▶ What is expected: Report how many lines in the records carry the string "프로세스", and give no further text.

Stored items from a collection
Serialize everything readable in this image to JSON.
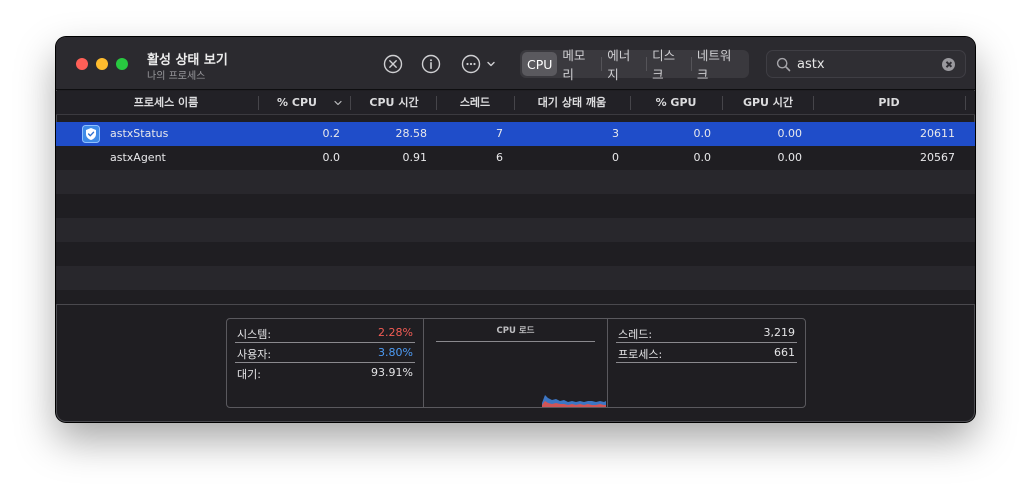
{
  "window": {
    "title": "활성 상태 보기",
    "subtitle": "나의 프로세스"
  },
  "toolbar": {
    "icons": [
      "stop-process-icon",
      "info-icon",
      "more-options-icon"
    ],
    "tabs": [
      {
        "label": "CPU",
        "active": true
      },
      {
        "label": "메모리",
        "active": false
      },
      {
        "label": "에너지",
        "active": false
      },
      {
        "label": "디스크",
        "active": false
      },
      {
        "label": "네트워크",
        "active": false
      }
    ],
    "search": {
      "value": "astx",
      "icon": "search-icon"
    }
  },
  "table": {
    "columns": [
      "프로세스 이름",
      "% CPU",
      "CPU 시간",
      "스레드",
      "대기 상태 깨움",
      "% GPU",
      "GPU 시간",
      "PID"
    ],
    "sort_column": "% CPU",
    "rows": [
      {
        "name": "astxStatus",
        "icon": "shield-check-icon",
        "cpu": "0.2",
        "cpu_time": "28.58",
        "threads": "7",
        "idle_wakeups": "3",
        "gpu": "0.0",
        "gpu_time": "0.00",
        "pid": "20611",
        "selected": true
      },
      {
        "name": "astxAgent",
        "icon": "",
        "cpu": "0.0",
        "cpu_time": "0.91",
        "threads": "6",
        "idle_wakeups": "0",
        "gpu": "0.0",
        "gpu_time": "0.00",
        "pid": "20567",
        "selected": false
      }
    ]
  },
  "stats": {
    "system_label": "시스템:",
    "system_value": "2.28%",
    "system_color": "#f25c54",
    "user_label": "사용자:",
    "user_value": "3.80%",
    "user_color": "#4d9cf5",
    "idle_label": "대기:",
    "idle_value": "93.91%",
    "graph_title": "CPU 로드",
    "threads_label": "스레드:",
    "threads_value": "3,219",
    "processes_label": "프로세스:",
    "processes_value": "661"
  }
}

▶ Exercise response: 3